and lower class peoplemay have cars.
Multiple Nuclei Model
Amodel of urban land use in which
a city grows from several
independent points rather than
from one central business district.
Apart from the CBD, there are
several separated, secondary
Certain functions require
specialised facilities or sites, e.g. a
port district needs a suitable
Similar functions may group
together for agglomeration
Criticisms about the Multiple nuclei model
Negligence of height of buildings.
Non-existence of abrupt divisions between zones.
No consideration of influence of physical relief and government policy.
The concepts may not be totally applicable to oriental cities with
different cultural, economic and political backgrounds.
Urban Form refers to the-
• physical layout and design of the city
• spatial imprint of an urban transport system
• adjacent physical infrastructures.
• Jointly, they confer a level of spatial
arrangement to cities.
Urban form or city form defined as-
• ‘ the spatial pattern of human activities at a
certain point in time’.
The Radiocentric City
• Geographical possibilities of spreading in all
• Radio centric -Radiate outward from a common
• Inner Outer ring roads linked by radiating roads.
• Core has businessarea.
• Industrial areainterspersed within the residential.
• Periphery has greenbelts.
• Example :Washington DC, Pre-industrial Baghdadin
• Moscow, the world biggest Megapolis (Russian
Moskva) is the capital of Russia.
• The city grew in a pattern of rings and radials that
marked Moscow's growth from ancient time to
• The centre of all rings is Moscow Kremlin and
famous Red Square.
• Successive epochs of development are tracedby the
• The Boulevard Ring
• The Garden Ring,
• The Moscow Little Ring Railway,
• The Moscow Ring Road.
The Grid Iron city
• It is composed of straight streets crossing at right angles to create many
• This form is typical of cities built after the industrial revolution – because
only then did cities place such importanceon economic activity.
• A city grid iron plan facilitates the movement of people and product
throughout the city.
• The primary module of city’s design is a
Sector, a neighbourhood of unit of size 800
• It is a self-sufficient unit having shops,
school, health centres and places of
• The population of a sector varies between
3000-20000 depending upon size of plots
and topography of the area
• The shopping street of each sector is linked
to the adjoining sectors thus forming one
long, continuous ribbon .
• The central green of each Sector also
stretches to the green of the next sector
Initiallyproposed by SoriaY Mata.
Expand the city along the spine of transport
The Linear City concept is a Conscious Form Of Urban Development with
Housing And Industry Growing Along The Highway Between existing cities and
contained by the continuous open space of the rural countryside.
• The growth of Mumbai city is constrained
by sea at south, east and west.

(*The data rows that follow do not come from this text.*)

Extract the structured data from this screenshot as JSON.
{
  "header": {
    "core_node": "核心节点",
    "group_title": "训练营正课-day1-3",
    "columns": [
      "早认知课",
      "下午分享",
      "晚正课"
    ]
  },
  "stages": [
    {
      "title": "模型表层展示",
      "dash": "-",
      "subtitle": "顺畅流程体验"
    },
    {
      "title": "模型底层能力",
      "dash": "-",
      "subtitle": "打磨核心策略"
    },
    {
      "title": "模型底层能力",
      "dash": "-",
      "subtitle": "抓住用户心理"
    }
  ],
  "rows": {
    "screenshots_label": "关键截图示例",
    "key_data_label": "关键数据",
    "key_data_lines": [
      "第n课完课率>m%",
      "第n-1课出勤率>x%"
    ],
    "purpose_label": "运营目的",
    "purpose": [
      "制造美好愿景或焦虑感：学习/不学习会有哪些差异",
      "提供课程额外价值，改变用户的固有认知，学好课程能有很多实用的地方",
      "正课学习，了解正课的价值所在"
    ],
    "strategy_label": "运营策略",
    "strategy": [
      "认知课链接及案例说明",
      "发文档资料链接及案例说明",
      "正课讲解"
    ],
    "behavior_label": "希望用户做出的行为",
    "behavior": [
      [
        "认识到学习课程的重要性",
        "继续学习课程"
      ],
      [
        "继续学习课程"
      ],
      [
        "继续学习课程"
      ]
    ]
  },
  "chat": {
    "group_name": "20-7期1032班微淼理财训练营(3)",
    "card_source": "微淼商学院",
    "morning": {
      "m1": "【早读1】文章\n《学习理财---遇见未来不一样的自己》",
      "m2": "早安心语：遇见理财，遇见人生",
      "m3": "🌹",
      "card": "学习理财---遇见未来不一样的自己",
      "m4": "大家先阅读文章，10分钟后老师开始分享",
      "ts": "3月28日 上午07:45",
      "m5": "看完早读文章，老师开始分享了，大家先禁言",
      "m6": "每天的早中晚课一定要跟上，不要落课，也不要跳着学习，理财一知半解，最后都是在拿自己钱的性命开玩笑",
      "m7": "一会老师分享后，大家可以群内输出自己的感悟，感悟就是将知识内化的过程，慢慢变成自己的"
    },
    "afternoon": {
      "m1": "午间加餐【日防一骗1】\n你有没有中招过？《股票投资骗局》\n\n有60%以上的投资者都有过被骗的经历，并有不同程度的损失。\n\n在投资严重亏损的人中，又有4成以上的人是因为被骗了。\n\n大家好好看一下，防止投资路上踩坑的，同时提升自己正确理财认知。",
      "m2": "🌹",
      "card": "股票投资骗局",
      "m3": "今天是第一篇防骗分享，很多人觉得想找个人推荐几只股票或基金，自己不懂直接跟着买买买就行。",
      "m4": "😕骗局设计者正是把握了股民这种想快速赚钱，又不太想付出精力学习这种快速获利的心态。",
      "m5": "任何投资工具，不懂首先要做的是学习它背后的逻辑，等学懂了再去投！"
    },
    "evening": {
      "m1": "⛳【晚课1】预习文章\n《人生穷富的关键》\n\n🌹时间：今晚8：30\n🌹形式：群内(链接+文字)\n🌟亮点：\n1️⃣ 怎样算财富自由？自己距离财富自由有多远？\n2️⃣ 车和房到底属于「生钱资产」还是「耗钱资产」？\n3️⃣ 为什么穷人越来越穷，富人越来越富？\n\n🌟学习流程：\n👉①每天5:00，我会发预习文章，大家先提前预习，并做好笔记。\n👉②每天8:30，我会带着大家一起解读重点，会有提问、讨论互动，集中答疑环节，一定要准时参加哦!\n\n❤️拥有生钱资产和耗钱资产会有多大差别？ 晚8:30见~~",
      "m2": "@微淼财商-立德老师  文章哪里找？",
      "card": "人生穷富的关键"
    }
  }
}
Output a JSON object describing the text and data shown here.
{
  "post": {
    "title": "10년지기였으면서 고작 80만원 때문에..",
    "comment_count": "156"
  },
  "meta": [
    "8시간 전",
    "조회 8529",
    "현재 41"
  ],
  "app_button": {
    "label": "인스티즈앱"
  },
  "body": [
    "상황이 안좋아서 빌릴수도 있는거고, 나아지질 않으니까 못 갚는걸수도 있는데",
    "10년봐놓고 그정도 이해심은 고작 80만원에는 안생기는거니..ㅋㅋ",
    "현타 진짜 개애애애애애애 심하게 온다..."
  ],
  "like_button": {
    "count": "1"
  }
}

As a result
total land area available for development
of Mumbai is limited.
• The cost of real estate and housing in Navi
Mumbai is much less than costs in Mumbai
and sub-urban areas.
• Many government and corporate offices
have been shifted from Mumbai to Navi
• the Taloja and Thane Belapur Industrial
Belt of Navi Mumbai offer job
opportunities of every conceivable kind
from engineers to mechanics to clerks to
peons. As a result a large population of
service class and middle class population
shifted to Navi Mumbai.